What Happens in Summer? by Sara L. Latta
Summer by Anna Claybourne, pictures by Stephen Lewis
What Camping Can Teach Us by Willow Creek Press
A Kid’s Summer Ecojournal by Toni Albert and Margaret Brandt
Firelfies in the Night by Judy Hawes, illustrated by Ellen Alexandar
Ferdiand Fox’s First Summer by Mary Holland
Looking Closely Along the Shore by Frank Serafini
In One Tidepool: Crabs, Snails, and Salty Tails by Antony D. Fredricks, illustated by Jennifer Dirubbio
The Seaside Switch by Kathleen V. Kudlinski
Seashells, Crabs, and Sea Stars by Christine Kump Tibbitts, illustrate by Linda Garrow
A Pod of Orcas by Sheryl McFarlane
What Lives in a Shell? by Kathleen Weidner Zoefeld, illustrated by Helen K. Davie
SUMMER BOOKS FOR BABIES & TODDLERS
Seasonal books for the littlest readers.
Summer by Gerda Muller
Baby Loves Summer! by Karen Katz
Summer by Roger Priddy
Mouse’s First Summer by Lauren Thomapson
Leo Can Swim by Anna McQuinn, illustrated by Ruth Hearson
I See Summer by Charles Ghigna
Beach Feet by Kiyomi Konagaya, illustrated by Masamitsu Saito
Beach Baby by Laurie Elmquist, illustrated by Elly MacKay
Marshmallow Kisses by Linda Crotta Brennan, Illustrated by Mari Takabayashi
Kitten’s Summer by Eugenie Fernandes
A Midsummer Night’s Dream: A Baby Lit Fairies Primer by Jennifer Adams

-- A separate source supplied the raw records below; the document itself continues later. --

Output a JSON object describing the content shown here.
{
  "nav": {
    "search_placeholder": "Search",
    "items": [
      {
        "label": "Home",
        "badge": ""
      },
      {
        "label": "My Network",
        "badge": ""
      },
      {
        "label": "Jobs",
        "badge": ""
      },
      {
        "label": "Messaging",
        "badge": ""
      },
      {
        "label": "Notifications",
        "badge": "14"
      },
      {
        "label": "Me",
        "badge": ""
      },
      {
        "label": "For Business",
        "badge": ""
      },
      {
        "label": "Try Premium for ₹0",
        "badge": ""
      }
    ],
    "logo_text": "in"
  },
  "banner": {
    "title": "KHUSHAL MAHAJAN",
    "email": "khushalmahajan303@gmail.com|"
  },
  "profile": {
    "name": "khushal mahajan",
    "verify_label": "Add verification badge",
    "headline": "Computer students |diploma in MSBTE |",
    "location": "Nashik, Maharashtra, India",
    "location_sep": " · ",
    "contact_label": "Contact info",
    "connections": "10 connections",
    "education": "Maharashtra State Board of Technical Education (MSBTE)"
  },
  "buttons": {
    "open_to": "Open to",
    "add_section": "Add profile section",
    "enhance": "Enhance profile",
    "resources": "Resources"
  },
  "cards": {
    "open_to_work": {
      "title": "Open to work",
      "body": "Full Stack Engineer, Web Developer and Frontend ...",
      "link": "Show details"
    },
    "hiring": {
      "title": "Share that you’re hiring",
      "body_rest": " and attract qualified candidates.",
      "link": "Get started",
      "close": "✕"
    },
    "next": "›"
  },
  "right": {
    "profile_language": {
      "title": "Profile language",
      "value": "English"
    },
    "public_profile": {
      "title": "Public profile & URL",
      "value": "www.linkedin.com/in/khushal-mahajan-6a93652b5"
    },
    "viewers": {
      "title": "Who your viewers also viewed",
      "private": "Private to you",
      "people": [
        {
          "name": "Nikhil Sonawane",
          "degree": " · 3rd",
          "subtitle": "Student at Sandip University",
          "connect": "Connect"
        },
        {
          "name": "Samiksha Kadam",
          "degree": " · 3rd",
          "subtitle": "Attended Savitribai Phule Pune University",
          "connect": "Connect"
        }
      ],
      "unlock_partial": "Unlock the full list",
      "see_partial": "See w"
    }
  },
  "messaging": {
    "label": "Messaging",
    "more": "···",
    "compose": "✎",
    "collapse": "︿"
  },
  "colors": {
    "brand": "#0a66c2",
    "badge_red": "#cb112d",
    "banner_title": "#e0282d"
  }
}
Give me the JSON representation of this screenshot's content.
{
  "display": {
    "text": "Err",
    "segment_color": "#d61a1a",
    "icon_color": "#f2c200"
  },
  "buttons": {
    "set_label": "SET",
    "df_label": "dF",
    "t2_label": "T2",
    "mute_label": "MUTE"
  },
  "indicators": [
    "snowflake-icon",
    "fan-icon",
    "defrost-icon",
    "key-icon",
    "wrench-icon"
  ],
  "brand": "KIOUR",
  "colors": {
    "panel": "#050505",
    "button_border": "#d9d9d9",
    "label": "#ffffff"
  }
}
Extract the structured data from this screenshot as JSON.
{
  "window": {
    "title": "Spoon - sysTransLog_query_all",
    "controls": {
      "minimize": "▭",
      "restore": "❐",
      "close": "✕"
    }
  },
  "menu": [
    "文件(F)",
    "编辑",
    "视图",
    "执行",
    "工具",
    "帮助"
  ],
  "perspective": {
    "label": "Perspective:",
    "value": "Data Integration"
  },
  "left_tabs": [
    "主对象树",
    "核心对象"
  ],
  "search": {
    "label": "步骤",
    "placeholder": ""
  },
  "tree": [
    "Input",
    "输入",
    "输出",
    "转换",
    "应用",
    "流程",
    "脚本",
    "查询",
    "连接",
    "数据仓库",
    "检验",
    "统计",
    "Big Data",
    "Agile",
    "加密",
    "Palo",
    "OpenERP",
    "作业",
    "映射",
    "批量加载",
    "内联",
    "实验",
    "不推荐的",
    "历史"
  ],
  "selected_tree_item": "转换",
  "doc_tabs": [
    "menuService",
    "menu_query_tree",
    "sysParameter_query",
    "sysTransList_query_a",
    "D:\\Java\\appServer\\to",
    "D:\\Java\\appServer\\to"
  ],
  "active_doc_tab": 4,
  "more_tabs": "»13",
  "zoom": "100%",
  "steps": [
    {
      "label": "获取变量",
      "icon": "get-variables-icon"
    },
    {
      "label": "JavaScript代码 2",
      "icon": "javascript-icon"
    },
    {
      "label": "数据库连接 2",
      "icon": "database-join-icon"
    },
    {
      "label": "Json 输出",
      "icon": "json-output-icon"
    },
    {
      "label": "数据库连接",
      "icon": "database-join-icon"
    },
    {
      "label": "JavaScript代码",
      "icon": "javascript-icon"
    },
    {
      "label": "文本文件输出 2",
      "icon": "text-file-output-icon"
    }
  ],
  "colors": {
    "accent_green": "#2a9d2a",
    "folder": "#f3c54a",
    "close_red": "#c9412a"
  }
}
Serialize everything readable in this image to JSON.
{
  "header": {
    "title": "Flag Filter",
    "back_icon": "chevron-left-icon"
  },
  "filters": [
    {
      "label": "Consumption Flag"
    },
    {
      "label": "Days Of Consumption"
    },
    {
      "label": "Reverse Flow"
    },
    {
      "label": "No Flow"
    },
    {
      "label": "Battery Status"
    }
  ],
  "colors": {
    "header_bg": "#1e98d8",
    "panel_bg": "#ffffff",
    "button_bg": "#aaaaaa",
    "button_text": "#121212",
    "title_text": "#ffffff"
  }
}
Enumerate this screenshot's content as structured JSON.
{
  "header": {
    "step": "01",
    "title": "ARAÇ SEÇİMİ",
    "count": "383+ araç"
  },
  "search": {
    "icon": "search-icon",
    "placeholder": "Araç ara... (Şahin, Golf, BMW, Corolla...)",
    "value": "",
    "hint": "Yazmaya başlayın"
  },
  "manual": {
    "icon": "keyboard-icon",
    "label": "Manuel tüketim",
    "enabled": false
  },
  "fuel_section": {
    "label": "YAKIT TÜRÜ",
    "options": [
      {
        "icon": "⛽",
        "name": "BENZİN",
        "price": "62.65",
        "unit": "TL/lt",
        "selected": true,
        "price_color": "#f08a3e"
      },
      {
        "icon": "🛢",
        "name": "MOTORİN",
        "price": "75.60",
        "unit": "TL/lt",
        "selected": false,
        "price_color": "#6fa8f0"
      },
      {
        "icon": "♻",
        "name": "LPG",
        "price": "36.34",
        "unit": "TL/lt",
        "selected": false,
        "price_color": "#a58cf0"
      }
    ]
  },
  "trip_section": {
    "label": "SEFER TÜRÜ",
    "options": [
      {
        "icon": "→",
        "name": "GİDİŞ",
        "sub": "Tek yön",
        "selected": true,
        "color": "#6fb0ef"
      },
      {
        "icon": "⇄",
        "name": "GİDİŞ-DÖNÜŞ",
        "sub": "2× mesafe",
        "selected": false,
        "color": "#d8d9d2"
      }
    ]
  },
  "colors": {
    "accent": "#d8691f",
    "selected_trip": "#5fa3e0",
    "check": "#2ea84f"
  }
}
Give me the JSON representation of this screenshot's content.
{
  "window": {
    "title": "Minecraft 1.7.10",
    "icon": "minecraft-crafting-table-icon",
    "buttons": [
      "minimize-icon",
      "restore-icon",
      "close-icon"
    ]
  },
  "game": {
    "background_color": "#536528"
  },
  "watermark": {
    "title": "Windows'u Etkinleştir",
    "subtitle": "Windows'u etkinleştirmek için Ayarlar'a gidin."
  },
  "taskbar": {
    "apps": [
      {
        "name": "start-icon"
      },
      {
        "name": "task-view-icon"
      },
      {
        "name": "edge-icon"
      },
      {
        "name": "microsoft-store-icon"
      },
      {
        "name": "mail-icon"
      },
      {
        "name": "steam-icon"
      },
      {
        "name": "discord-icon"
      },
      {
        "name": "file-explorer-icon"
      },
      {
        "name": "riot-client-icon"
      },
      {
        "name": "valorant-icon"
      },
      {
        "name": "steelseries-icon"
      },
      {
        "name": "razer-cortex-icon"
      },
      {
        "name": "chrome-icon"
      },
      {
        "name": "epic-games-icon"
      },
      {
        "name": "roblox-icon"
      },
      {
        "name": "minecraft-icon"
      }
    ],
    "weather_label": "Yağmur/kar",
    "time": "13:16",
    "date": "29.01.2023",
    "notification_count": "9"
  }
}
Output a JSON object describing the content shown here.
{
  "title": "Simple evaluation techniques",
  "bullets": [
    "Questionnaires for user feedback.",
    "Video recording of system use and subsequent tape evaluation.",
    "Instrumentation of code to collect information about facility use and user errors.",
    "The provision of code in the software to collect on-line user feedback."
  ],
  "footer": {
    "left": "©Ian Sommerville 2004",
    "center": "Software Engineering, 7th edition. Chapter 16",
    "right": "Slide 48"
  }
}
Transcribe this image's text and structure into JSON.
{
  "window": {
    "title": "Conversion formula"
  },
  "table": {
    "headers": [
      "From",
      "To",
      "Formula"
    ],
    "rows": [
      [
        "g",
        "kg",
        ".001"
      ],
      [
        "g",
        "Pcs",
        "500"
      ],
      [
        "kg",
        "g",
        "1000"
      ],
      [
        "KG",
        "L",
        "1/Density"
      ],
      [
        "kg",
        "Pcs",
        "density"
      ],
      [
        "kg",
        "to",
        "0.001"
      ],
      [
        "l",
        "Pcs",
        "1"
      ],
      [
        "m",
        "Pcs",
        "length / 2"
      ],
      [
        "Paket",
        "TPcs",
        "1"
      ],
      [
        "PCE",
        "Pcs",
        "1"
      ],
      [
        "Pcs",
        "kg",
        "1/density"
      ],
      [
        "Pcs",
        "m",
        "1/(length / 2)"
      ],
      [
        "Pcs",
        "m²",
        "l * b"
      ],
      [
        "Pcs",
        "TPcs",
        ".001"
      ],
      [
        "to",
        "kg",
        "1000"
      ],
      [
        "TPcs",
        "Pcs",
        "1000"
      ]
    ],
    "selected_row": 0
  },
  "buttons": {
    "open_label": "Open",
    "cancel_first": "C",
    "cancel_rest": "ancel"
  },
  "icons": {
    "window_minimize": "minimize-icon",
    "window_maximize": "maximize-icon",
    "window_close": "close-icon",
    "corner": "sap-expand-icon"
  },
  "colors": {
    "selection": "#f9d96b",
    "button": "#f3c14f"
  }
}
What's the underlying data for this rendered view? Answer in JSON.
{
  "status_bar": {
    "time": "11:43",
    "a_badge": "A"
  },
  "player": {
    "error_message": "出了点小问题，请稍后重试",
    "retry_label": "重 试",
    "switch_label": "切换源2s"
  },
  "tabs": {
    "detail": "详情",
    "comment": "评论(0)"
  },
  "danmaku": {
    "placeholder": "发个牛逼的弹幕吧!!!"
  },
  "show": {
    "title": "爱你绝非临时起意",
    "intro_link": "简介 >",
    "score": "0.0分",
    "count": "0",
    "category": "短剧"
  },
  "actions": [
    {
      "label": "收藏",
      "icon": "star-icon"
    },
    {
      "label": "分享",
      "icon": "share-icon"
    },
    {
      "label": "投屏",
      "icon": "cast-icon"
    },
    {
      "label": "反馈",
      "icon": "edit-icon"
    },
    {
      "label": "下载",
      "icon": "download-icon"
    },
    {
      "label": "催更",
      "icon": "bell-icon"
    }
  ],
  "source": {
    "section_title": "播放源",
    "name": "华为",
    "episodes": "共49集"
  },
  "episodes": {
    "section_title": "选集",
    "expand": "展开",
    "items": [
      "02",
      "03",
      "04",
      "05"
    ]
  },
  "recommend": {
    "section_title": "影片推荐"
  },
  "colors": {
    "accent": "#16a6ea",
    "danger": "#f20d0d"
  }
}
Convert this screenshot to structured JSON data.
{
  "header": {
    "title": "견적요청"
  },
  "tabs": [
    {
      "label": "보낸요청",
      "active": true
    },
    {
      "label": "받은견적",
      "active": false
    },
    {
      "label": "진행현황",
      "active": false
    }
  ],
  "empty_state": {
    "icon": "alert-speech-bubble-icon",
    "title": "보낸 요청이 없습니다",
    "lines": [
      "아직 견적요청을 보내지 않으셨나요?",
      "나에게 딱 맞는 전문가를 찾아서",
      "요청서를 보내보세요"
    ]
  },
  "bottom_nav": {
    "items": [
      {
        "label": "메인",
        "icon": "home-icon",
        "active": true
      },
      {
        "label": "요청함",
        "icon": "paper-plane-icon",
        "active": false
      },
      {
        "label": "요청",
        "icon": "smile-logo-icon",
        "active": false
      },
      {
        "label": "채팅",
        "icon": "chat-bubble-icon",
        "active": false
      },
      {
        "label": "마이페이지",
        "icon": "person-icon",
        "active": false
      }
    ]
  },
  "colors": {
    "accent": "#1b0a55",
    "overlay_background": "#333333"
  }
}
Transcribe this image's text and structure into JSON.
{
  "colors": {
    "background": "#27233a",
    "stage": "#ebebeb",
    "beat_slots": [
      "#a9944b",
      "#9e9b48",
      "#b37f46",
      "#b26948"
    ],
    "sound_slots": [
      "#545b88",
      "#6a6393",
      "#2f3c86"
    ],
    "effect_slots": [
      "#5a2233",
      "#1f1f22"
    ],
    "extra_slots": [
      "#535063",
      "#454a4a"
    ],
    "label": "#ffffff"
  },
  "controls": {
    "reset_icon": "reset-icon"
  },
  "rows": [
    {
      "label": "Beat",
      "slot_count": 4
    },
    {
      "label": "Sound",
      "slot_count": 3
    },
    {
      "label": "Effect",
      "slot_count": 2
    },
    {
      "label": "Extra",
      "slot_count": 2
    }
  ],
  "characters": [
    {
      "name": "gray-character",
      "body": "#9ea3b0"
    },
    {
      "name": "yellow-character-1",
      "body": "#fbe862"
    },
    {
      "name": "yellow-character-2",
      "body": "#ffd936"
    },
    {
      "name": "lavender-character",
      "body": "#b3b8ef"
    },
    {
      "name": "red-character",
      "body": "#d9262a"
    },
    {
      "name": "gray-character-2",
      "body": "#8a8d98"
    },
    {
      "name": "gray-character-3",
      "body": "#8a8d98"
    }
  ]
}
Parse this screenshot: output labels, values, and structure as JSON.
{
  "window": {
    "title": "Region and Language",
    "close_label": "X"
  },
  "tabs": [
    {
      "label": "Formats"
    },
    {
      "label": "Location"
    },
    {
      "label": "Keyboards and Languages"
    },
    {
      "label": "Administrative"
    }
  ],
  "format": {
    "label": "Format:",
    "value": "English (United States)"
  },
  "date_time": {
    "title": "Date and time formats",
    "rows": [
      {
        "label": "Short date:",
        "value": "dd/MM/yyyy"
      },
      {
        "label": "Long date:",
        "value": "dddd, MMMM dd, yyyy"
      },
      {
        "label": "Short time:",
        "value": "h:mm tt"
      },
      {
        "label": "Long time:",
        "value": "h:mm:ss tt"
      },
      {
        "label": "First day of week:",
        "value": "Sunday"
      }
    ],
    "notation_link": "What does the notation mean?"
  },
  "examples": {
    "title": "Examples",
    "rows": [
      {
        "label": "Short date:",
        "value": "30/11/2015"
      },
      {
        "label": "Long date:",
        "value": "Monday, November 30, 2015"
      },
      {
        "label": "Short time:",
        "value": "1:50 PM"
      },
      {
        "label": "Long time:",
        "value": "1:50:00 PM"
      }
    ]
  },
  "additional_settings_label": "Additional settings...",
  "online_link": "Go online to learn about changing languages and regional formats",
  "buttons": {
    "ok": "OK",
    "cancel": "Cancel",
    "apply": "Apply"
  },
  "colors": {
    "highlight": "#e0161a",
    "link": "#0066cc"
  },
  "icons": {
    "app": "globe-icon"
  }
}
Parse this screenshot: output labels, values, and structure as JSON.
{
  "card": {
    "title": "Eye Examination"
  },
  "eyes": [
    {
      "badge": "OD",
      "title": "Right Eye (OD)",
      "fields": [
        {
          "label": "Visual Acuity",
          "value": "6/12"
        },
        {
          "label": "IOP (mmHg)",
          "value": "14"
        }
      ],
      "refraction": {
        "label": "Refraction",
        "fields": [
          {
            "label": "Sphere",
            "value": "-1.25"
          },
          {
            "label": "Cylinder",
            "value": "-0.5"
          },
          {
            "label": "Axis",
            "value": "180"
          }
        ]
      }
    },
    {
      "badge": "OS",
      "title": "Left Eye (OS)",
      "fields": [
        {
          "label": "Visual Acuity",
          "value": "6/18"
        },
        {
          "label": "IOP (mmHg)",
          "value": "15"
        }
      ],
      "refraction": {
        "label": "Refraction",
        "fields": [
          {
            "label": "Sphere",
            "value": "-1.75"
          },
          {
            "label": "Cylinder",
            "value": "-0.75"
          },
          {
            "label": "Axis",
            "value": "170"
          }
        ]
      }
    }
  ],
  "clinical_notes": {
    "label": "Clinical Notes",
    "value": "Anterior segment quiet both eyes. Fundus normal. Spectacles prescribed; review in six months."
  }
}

Summer Beach Day by Liesbet Slegers
At the Beach by Salina Yoon
At the Beach by Anne Rockwell
What’s your favorite book about summer for kids? Please share in the comments below!